If such a thing as a 'wonder fat' exists, it would have to resemble CLA (conjugated linoleic acid). Oddly enough, a member of the trans fats which have been getting so much bad press of late, CLA is definitely a good fat.

Though aware of conjugated fats in butter as early as the 1930's, scientists didn't discover the structure or properties of CLA until the early 80's. The literally hundreds of studies done since then have revealed an almost unbelievable array of beneficial biological properties, including:

-Muscle growth enhancement/ prevention of muscle wasting

-Inhibition of fat formation/ reduction of body fat

-Improvement of insulin sensitivity

-Inhibition or prevention of various cancers, including breast and prostate, even in low concentrations

-Enhancement of immune system

-Lowering of cholesterol/ reduction of cholesterol oxidation

Top natural sources for CLA in the diet are meat and raw milk from grass-fed animals. Numerous supplements made from vegetable oils are also available.

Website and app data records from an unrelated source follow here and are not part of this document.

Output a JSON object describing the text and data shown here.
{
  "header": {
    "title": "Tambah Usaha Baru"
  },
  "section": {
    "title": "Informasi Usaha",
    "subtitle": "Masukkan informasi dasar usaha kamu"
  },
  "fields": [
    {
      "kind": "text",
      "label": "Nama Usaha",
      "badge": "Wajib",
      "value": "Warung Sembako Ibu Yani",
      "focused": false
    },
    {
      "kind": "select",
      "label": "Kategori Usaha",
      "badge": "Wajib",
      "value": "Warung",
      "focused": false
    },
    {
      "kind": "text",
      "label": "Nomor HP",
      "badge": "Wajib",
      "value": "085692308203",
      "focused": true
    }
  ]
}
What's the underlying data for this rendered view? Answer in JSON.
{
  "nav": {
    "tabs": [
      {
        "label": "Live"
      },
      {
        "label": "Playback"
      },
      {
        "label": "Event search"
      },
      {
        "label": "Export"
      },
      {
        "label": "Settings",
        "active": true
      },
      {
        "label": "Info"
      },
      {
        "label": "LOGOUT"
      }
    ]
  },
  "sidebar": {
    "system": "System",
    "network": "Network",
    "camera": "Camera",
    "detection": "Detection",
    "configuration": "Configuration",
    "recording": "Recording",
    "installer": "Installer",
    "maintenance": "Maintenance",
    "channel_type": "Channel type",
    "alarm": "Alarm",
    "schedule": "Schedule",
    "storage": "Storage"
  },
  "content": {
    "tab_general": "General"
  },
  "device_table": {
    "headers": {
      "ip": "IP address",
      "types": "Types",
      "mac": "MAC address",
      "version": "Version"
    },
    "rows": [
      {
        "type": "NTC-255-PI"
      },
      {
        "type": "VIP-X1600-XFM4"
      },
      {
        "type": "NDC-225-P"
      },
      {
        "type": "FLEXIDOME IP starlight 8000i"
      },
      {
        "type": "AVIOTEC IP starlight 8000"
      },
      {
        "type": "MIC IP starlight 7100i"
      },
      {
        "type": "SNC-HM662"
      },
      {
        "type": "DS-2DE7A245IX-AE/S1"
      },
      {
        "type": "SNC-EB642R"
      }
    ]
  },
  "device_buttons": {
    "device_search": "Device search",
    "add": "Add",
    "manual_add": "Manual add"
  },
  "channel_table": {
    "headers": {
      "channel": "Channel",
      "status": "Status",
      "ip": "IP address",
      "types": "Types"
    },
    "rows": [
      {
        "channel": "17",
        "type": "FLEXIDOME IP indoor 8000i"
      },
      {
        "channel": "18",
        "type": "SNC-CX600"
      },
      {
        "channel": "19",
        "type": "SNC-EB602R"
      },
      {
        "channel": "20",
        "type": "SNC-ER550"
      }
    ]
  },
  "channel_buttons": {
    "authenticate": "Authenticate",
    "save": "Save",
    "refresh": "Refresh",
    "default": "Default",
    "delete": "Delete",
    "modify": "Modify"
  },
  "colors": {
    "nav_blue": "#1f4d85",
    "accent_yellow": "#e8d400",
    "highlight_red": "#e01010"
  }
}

Due to changes in feeding practices, today's mainstream dairy products have only about 30% of the CLA they had before 1960.

Apparently, there's something in the grass that feedlot cattle just don't get in their diets. Whatever it is, plant pigment, fatty acid building block or other factor, etc., compared to grain-fed, grass-fed animal foods can contain from 3-5 times more CLA.

CLA molecules have 28 possible configurations (isomers), two of which appear to have particularly desirable bioactivity (and greatest scientific interest) at present. Found mainly in animal products, the form called 'cis-9, trans-11 CLA' or rumenic acid, appears to have the greatest anti-tumor properties.

Along with rumenic acid, the trans-10, cis-12 form of CLA also blocks formation of fat cells. Both isomers take their shape from the particular placement of the two double bonds they each contain.

Both active forms are shown below, along with a molecule of linoleic acid, an essential omega-6 fatty acid which, when too abundant in the diet in relation to omega-3 fatty acids, can have undesirable effects on health. It's interesting to see how much impact the placement of a simple chemical bond can have on a molecule's behavior in our bodies. Have you had your CLA today?



Linoleic Acid